Some landlords also like to have them installed in their rental properties , to try and cut the risk of their tenants running into debt.
If you have to switch to a prepayment meter because you're in debt to your energy supplier, you will pay off your debt bit by bit at the same time as you pay for the gas and electricity you use.
This means that as well as paying the unit rate for the energy you use, you'll pay a little extra to go towards what you owe.
How can I take a meter reading on a prepayment meter?
To get a meter reading from your prepayment meter, you will usually have to press a button on the meter (sometimes it's blue).
This will change the display from showing the remaining credit to showing the actual reading. From there on, it's just like taking a normal meter reading.

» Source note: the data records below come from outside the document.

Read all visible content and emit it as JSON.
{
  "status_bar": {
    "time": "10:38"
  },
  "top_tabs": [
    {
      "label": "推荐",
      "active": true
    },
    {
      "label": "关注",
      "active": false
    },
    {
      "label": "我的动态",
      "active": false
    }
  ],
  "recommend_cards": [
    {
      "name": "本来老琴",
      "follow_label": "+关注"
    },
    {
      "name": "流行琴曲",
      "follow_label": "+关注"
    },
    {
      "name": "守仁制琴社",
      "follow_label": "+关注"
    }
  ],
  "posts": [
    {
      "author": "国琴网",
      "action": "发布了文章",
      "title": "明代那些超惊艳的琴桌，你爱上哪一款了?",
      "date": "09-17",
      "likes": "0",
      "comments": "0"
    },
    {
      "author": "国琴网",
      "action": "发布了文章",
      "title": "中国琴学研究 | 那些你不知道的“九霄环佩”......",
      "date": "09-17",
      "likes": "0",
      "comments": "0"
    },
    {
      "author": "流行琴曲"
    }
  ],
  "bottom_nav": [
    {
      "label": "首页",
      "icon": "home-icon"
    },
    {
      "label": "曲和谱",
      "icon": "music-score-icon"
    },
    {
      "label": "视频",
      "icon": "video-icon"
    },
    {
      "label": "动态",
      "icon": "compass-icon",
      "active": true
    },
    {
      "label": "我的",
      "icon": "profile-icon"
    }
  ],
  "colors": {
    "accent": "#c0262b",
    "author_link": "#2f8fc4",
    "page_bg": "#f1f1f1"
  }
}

What are the pros and cons of prepayment meters?
When it comes to prepayment meters, the disadvantages generally outweigh the advantages.
Advantages of prepayment meters include:
- helping customers to manage their debt and energy usage;
- preventing large, unexpected bills,
Disadvantages of prepayment meters include:
- above average costs for your gas and electricity;
- the best energy deals on the market aren't available to prepayment meter customers;
- they can be inconvenient because you have to go out to 'top up' keys and smartcards;
- if you can't reach a shop to top up your meter your energy can be switched off;
- older meters need to have their prices updated manually after price rises or falls, which can take months. This means you could be left paying old rates and owing a lump sum or paying too much.
I've just moved to a house with a prepayment meter, what should I do?
If you've moved to a new home which has a prepayment meter, it's vital that you register with the energy company as the new account holder. If you don't, you could end up paying the wrong rates as the previous occupier could be in debt to the energy supplier.
Once you've registered as the new owner it's a good idea to compare prices to make sure that you're on the cheapest possible prepayment meter tariff.
Different types of prepayment meters
There are two main types of prepayment meters: key meters and smart card meters. A key meter uses a special electronic key with your tariff information on it. A smart card meanwhile sends your latest information through to your supplier when topped up.
Regardless of what type of prepayment meter you have you should make sure you know how to top it up. In case of an emergency, or when you're working from home, the last thing you want is your electricity to go out.
Make a list of the nearest shops and Post Office locations as well as their opening times. You should also look out for holiday periods and top your card up with a bit extra before bank holidays and other holiday periods when topping up could be difficult. Most prepayment meters have an emergency credit budget you can use, like an overdraft, but it is limited.
If you lose your prepayment meter key or smart card don't worry. You can simply contact your supplier to get a new one sent out, but in the meantime your supplier should be able to authorise a temporary card from your nearest PayPoint, PayZone or Pose Office. If this isn't possible you might have to have an emergency callout which will involve a charge. When you move into a property with a prepayment meter you should contact your supplier and clarify exactly what happens if you can't find your card or token.